  • If your bot/app is authenticated, you may be able to access basic user information and use conditional logic to skip questions. Write your conversational copy to handle both flows.
An example of concise messages
Do keep your bot messages simple and concise
A example of a lengthy, complex message
Don't write paragraphs
Image Description


Consistency of your bot's language will ensure a smoother, more natural interaction.

For example:
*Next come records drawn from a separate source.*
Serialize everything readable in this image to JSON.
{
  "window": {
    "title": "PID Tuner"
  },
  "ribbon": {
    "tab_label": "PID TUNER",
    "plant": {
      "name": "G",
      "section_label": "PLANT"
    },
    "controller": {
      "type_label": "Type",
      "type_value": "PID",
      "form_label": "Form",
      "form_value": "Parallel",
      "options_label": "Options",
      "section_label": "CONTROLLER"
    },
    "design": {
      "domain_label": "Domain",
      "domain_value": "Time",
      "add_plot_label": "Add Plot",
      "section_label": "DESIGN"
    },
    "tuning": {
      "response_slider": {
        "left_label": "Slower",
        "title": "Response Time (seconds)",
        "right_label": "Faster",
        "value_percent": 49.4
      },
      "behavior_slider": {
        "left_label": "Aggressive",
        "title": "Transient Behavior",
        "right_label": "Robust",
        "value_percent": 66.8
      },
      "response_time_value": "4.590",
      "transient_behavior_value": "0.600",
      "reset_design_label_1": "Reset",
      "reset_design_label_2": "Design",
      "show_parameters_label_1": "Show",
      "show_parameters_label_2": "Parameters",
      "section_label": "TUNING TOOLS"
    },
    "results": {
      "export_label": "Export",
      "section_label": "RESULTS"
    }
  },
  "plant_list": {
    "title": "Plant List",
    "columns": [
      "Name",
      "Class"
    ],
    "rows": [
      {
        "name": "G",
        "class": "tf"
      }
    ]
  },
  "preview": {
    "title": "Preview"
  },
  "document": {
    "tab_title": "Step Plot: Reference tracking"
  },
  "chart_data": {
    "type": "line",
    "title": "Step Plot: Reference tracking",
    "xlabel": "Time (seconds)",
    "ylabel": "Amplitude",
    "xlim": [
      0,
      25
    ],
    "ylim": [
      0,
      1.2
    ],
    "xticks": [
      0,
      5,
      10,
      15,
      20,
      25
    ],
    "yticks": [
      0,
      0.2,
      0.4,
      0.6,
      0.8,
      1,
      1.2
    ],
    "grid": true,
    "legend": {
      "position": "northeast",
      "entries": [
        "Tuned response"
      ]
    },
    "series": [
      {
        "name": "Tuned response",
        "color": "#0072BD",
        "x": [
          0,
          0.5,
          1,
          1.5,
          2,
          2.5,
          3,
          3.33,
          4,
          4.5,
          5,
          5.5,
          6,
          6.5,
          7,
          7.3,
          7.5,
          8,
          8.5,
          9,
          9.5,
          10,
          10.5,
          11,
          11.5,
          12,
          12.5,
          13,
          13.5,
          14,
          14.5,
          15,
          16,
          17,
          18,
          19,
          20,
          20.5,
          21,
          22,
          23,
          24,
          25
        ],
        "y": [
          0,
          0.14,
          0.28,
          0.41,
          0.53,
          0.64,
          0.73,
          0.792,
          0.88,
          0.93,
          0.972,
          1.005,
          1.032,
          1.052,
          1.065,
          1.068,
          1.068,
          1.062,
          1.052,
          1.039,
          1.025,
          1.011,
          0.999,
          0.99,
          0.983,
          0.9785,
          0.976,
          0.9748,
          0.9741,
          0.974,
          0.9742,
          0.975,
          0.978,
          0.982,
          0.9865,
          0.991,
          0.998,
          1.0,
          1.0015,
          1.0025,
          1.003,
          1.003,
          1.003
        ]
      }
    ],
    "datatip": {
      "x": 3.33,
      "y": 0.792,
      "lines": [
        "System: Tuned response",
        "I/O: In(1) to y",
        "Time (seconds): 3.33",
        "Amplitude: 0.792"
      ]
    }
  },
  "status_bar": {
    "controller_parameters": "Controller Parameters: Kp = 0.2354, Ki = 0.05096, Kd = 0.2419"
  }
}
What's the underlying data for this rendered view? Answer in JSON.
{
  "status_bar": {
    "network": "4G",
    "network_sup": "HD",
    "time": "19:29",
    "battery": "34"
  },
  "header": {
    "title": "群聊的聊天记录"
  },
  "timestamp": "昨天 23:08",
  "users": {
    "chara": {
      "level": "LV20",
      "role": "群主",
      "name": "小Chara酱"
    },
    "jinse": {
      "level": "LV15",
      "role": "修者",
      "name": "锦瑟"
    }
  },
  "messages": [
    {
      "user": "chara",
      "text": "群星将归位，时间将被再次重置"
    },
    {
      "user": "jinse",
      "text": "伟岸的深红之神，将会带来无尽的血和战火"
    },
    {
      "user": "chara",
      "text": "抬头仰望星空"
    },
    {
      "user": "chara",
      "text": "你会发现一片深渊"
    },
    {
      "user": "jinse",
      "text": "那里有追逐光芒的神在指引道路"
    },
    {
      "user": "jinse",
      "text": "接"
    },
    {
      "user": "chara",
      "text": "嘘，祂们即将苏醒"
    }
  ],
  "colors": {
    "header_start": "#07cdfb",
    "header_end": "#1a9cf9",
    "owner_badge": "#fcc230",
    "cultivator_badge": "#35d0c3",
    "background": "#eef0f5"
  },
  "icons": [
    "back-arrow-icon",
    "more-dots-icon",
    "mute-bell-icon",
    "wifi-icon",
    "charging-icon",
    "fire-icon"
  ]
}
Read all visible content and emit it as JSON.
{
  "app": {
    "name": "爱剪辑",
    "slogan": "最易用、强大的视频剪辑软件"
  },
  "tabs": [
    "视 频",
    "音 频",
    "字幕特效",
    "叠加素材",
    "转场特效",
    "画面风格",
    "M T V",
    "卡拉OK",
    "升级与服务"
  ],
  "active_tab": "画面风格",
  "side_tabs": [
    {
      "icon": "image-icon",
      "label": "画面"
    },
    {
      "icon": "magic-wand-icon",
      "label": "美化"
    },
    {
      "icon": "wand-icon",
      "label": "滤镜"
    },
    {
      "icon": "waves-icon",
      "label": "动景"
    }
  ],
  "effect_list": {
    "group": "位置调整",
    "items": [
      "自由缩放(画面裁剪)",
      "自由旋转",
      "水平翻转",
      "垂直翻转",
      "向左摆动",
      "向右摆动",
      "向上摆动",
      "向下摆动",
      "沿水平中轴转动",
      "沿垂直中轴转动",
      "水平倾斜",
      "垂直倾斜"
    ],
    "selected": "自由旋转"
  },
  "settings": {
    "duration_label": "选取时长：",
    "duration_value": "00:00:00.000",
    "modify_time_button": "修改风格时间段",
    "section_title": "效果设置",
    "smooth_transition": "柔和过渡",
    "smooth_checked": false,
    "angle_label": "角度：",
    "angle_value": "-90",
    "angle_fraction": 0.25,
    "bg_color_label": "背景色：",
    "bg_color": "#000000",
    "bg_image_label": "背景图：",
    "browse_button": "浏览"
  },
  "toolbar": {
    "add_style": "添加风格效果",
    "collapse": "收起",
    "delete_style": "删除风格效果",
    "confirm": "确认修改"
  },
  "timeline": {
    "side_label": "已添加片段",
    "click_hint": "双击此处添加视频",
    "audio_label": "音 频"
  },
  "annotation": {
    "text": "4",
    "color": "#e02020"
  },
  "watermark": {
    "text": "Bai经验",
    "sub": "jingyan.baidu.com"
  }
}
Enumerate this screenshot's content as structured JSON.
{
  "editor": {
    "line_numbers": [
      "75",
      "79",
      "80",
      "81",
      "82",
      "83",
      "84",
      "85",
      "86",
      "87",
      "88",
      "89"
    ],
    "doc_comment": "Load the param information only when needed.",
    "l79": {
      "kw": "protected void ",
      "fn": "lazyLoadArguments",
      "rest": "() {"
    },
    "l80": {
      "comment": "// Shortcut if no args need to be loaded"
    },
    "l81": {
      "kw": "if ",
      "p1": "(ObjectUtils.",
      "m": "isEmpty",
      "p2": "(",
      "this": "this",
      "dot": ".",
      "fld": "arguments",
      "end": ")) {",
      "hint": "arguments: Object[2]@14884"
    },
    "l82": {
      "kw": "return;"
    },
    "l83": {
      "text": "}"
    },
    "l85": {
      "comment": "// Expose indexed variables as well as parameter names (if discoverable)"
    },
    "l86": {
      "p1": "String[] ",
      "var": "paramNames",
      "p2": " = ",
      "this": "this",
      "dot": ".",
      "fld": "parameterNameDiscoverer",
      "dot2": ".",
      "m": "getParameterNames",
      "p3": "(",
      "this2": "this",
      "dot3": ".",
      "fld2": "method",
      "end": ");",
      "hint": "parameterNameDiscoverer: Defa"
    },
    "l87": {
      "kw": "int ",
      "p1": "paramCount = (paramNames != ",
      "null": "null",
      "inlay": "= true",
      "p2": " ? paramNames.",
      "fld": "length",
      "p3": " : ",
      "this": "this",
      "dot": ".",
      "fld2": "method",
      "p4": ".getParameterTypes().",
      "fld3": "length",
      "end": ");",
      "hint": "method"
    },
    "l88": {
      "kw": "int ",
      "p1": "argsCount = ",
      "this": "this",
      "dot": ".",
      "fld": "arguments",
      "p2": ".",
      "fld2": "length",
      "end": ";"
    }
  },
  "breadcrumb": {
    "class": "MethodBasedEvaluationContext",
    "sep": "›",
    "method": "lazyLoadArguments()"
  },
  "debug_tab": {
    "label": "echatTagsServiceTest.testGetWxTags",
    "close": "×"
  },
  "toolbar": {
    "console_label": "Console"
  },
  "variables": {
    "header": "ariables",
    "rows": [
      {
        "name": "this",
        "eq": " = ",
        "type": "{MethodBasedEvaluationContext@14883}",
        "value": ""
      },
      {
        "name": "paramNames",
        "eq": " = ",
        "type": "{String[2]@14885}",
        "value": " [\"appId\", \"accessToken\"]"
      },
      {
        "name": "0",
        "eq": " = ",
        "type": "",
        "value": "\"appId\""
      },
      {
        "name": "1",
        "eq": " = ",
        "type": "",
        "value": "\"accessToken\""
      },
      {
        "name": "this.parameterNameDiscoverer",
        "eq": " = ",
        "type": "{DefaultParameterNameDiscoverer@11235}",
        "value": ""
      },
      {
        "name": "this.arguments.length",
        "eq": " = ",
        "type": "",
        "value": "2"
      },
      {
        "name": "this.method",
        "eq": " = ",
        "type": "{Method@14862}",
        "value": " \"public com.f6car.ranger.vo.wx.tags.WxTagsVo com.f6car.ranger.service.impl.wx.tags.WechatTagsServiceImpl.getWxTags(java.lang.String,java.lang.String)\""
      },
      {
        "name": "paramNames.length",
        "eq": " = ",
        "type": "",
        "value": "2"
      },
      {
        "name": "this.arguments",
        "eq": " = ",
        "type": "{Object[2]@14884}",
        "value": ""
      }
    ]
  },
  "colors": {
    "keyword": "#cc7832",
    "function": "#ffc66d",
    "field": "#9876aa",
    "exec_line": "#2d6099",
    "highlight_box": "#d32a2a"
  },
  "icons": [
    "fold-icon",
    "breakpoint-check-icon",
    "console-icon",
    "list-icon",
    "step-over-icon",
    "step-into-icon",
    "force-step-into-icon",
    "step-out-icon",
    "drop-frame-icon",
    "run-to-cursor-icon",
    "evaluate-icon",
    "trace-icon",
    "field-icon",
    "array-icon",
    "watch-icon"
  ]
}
  • Consistent punctuation in bot messages and menu options. We recommend choosing one style and sticking to it.
    • Title case (e.g. Update Email Address) or sentence case (e.g. Update email address) for your menu options.
    • Use of exclamation points or emoji.
  • Use of standard phrases, such as “log in” and “sign up” vs. “login” and “signup”, “click” vs. “select”
    • We recommend use of “select” rather than “click” as it is channel/UI agnostic.
  • If your bot messages contain URLs, decide how to display these and be consistent, e.g. short links vs. embedded text.
    • We recommend embedded text for URLs.
    • For accessibility, use the title of the page as the linked text to help screen readers scan for links, e.g. "Trailhead Help" rather than "click here".
  • Ensure your voice and tone is consistent throughout.

Discourse Markers

Discourse markers are words or phrases such as "OK", “Got it”, “Great”, "Alright". These “filler words” help to create a natural flow to a conversation and to confirm, acknowledge, react to, or guide a user through steps in a conversation. You can also think of them as conjunctions; for example, using “and” means you're building upon an idea; whereas, “yet” means you're comparing two things.

Building discourse markers into your bot's dialogs can make the conversation feel less rigid, by providing smooth transitions between different sentences and themes.

We recommend a mix of different discourse markers to avoid monotony, and using them strategically to avoid crowding the core message. We also never use discourse markers that signify cognitive processing-such as "hmm", "uh", "umm"-which machines are incapable of. This helps us to avoid the Uncanny Valley.

Here are a few more examples:

  • “oh” = Signifies receipt/realization of info
  • “so” = Shows the result of a prior action
  • “well” = Diverges from the options provided in a previous question
Example of discourse markers used in the Salesforce Easy Bot.
Example of discourse markers used in the Salesforce Easy Bot.
Image Description


We generally default to the bot referring to itself as "I", as this is more natural in conversation. The focus is then on who/what the user is talking to–it's a singular bot and not the company or team behind the scenes.

However, there are certain cases where using "we" may be more applicable, such as if the bot is:

  • Referring to a factual piece of information decided by the institution as a whole (that the bot represents), e.g. "To prepare yourself for the exam, we recommend the following...", or "If the email doesn't show as bounced or delivered, it's likely we were unable to send the email."
  • Referring to a team that will address an issue the user has flagged, but that the bot can't resolve on its own, e.g. "We'll look into the issue and get back to you within 5 working days" (or even better "The support team will look into the issue and get back to you within 5 working days.")
  • Accomplishing a task with the user, e.g. "We can configure that in the next few steps" or "Let's get started"

Ultimately, the bot shouldn’t need to refer to itself too much and instead puts more focus on the user, such as "What would you like to do?".